Content starts

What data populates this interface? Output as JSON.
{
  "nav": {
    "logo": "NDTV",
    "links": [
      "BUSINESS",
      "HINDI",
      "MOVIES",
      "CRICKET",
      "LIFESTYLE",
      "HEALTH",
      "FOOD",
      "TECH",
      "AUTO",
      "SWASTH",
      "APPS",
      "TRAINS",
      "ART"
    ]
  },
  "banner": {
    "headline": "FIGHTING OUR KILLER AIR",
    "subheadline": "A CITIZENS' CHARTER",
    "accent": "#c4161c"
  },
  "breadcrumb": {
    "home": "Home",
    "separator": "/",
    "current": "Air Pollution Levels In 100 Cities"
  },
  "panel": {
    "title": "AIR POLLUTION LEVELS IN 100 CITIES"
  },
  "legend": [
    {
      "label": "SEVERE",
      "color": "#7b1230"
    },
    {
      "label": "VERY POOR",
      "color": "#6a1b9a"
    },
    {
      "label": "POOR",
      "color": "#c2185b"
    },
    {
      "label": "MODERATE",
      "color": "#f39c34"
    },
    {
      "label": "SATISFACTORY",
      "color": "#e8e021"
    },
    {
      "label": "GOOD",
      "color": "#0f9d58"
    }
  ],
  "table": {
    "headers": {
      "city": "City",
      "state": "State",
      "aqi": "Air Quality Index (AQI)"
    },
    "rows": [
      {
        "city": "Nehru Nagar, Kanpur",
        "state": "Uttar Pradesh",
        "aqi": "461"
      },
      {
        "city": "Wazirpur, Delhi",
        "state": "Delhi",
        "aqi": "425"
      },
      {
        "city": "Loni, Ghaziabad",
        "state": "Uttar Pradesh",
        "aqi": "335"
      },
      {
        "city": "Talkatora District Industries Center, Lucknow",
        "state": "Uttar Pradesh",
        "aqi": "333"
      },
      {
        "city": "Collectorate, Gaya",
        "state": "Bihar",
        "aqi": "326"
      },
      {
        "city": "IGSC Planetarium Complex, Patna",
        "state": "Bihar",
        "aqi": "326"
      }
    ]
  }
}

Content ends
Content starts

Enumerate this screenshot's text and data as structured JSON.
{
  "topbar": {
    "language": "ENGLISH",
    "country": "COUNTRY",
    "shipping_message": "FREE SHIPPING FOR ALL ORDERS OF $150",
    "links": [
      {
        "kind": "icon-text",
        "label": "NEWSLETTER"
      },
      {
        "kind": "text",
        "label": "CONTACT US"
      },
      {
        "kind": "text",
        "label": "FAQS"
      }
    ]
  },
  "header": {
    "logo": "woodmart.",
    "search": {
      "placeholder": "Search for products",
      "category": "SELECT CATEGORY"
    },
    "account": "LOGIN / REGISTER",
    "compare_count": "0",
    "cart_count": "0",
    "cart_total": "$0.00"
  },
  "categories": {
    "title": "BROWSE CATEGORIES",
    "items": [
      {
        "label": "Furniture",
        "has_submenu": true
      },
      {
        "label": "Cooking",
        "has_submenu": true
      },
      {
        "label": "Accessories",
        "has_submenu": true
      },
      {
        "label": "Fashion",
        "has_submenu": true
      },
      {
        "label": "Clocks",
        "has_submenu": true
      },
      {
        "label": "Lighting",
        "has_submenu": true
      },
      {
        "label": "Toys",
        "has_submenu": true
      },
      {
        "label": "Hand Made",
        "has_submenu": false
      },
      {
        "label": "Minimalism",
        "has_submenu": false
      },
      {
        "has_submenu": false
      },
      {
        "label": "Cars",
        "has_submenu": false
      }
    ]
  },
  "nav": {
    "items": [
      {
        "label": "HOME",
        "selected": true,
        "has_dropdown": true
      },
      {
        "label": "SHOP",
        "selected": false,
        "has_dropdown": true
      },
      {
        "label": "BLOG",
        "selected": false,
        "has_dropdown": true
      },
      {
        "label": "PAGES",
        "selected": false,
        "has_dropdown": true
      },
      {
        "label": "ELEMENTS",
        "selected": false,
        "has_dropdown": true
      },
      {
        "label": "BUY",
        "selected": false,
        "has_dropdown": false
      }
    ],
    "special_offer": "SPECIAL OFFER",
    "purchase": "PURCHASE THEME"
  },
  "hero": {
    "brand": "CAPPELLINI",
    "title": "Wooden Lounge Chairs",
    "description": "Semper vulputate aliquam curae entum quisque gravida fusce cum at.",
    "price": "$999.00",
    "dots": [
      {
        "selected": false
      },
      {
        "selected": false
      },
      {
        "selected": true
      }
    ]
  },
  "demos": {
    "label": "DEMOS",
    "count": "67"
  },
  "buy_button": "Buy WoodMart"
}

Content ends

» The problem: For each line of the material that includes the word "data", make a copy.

» Solved exercise:
What data populates this interface? Output as JSON.
Enumerate this screenshot's text and data as structured JSON.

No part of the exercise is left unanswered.